Court-involved youth: Youth who are processed through the juvenile justice system but who are not ordered to a period of confinement in a residential or correctional facility. This includes populations of arrested youth, diverted youth, charged youth, adjudicated youth, and youth on probation or formal supervision.
Youth in state institutions: Youth who are confined in a residential or correctional facility when they participate in the program.
Youth post-release: Youth who are returning to the community following a period of confinement in a residential or correctional facility and who participate in the program after release to the community.
|Benefit-Cost Summary Statistics Per Participant|
|Taxpayers||($3,755)||Benefits minus costs||($15,265)|
|Participants||($1,281)||Benefit to cost ratio||($48.45)|
|Others||($8,206)||Chance the program will produce|
|Indirect||($1,714)||benefits greater than the costs||2 %|
|Net program cost||($309)|
|Benefits minus cost||($15,265)|
|Detailed Monetary Benefit Estimates Per Participant|
|Benefits from changes to:1||Benefits to:|
|Labor market earnings associated with high school graduation||($636)||($1,494)||($827)||$0||($2,957)|
|Costs of higher education||$141||$213||$64||$70||$488|
|Adjustment for deadweight cost of program||$0||$0||$0||($154)||($154)|
|Detailed Annual Cost Estimates Per Participant|
|Annual cost||Year dollars||Summary|
|Program costs||$205||1995||Present value of net program costs (in 2018 dollars)||($309)|
|Comparison costs||$0||1995||Cost range (+ or -)||50 %|
|Estimated Cumulative Net Benefits Over Time (Non-Discounted Dollars)|
|The graph above illustrates the estimated cumulative net benefits per-participant for the first fifty years beyond the initial investment in the program. We present these cash flows in non-discounted dollars to simplify the “break-even” point from a budgeting perspective. If the dollars are negative (bars below $0 line), the cumulative benefits do not outweigh the cost of the program up to that point in time. The program breaks even when the dollars reach $0. At this point, the total benefits to participants, taxpayers, and others, are equal to the cost of the program. If the dollars are above $0, the benefits of the program exceed the initial investment.|
|Meta-Analysis of Program Effects|
|Outcomes measured||Treatment age||No. of effect sizes||Treatment N||Adjusted effect sizes(ES) and standard errors(SE) used in the benefit - cost analysis||Unadjusted effect size (random effects model)|
|First time ES is estimated||Second time ES is estimated|
Butts, J., Buck, J., & Coggeshall, M. (2002). The impact of Teen Court on young offenders. Washington, DC: The Urban Institute.

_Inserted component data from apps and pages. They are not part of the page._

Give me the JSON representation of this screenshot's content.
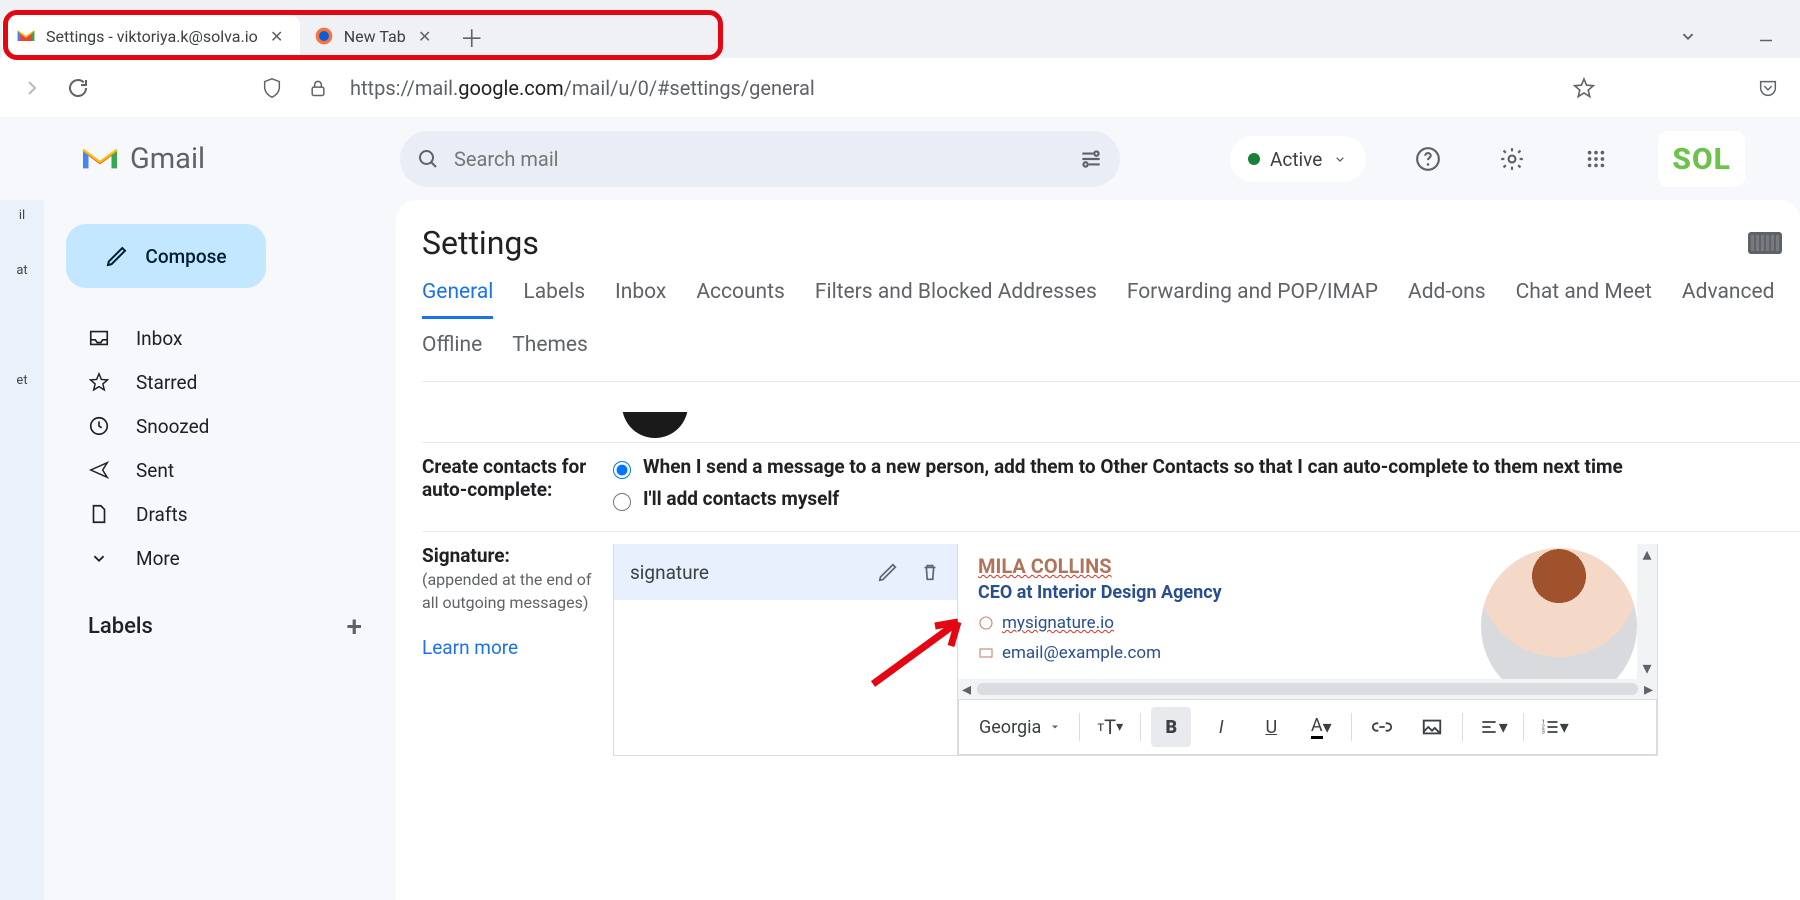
{
  "browser": {
    "tabs": [
      {
        "label": "Settings - viktoriya.k@solva.io"
      },
      {
        "label": "New Tab"
      }
    ],
    "url_prefix": "https://mail.",
    "url_host": "google.com",
    "url_path": "/mail/u/0/#settings/general"
  },
  "header": {
    "product": "Gmail",
    "search_placeholder": "Search mail",
    "status_label": "Active",
    "org_badge": "SOL"
  },
  "compose_label": "Compose",
  "nav": {
    "inbox": "Inbox",
    "starred": "Starred",
    "snoozed": "Snoozed",
    "sent": "Sent",
    "drafts": "Drafts",
    "more": "More"
  },
  "labels_heading": "Labels",
  "rail": {
    "mail": "il",
    "chat": "at",
    "meet": "et"
  },
  "settings_title": "Settings",
  "tabs": {
    "general": "General",
    "labels": "Labels",
    "inbox": "Inbox",
    "accounts": "Accounts",
    "filters": "Filters and Blocked Addresses",
    "forwarding": "Forwarding and POP/IMAP",
    "addons": "Add-ons",
    "chat": "Chat and Meet",
    "advanced": "Advanced",
    "offline": "Offline",
    "themes": "Themes"
  },
  "contacts": {
    "row_label": "Create contacts for auto-complete:",
    "opt1": "When I send a message to a new person, add them to Other Contacts so that I can auto-complete to them next time",
    "opt2": "I'll add contacts myself"
  },
  "signature": {
    "row_label": "Signature:",
    "row_sub": "(appended at the end of all outgoing messages)",
    "learn_more": "Learn more",
    "list_item": "signature",
    "preview": {
      "name": "MILA COLLINS",
      "role": "CEO at Interior Design Agency",
      "site": "mysignature.io",
      "email": "email@example.com"
    },
    "toolbar": {
      "font": "Georgia"
    }
  }
}
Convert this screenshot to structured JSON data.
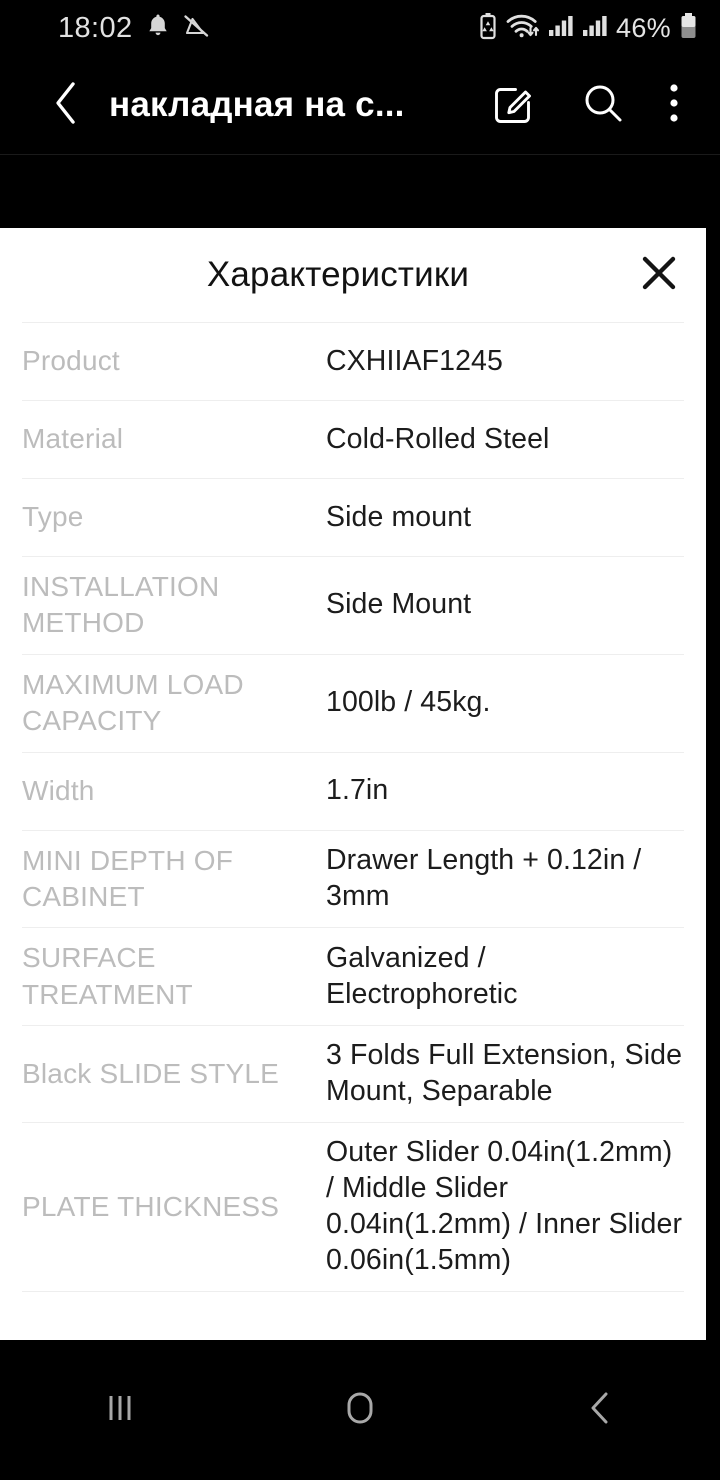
{
  "status_bar": {
    "time": "18:02",
    "battery_percent": "46%",
    "icons": [
      "bell-icon",
      "sound-off-icon",
      "battery-saver-icon",
      "wifi-icon",
      "signal-icon-1",
      "signal-icon-2",
      "battery-icon"
    ]
  },
  "toolbar": {
    "title": "накладная на с...",
    "back_icon": "back-chevron-icon",
    "edit_icon": "edit-pencil-icon",
    "search_icon": "search-icon",
    "more_icon": "overflow-menu-icon"
  },
  "sheet": {
    "title": "Характеристики",
    "close_icon": "close-icon",
    "specs": [
      {
        "label": "Product",
        "value": "CXHIIAF1245"
      },
      {
        "label": "Material",
        "value": "Cold-Rolled Steel"
      },
      {
        "label": "Type",
        "value": "Side mount"
      },
      {
        "label": "INSTALLATION METHOD",
        "value": "Side Mount"
      },
      {
        "label": "MAXIMUM LOAD CAPACITY",
        "value": "100lb / 45kg."
      },
      {
        "label": "Width",
        "value": "1.7in"
      },
      {
        "label": "MINI DEPTH OF CABINET",
        "value": "Drawer Length + 0.12in / 3mm"
      },
      {
        "label": "SURFACE TREATMENT",
        "value": "Galvanized / Electrophoretic"
      },
      {
        "label": "Black SLIDE STYLE",
        "value": "3 Folds Full Extension, Side Mount, Separable"
      },
      {
        "label": "PLATE THICKNESS",
        "value": "Outer Slider 0.04in(1.2mm) / Middle Slider 0.04in(1.2mm) / Inner Slider 0.06in(1.5mm)"
      }
    ]
  },
  "nav_bar": {
    "recents_icon": "recents-icon",
    "home_icon": "home-icon",
    "back_icon": "back-icon"
  },
  "colors": {
    "background": "#000000",
    "sheet_background": "#ffffff",
    "label_text": "#bcbcbc",
    "value_text": "#1c1c1c",
    "divider": "#eeeeee"
  }
}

North Carolina Administrative Office of the Courts. (1995). Report on the Teen Court programs in North Carolina. Raleigh, NC: North Carolina Administrative Office of the Courts.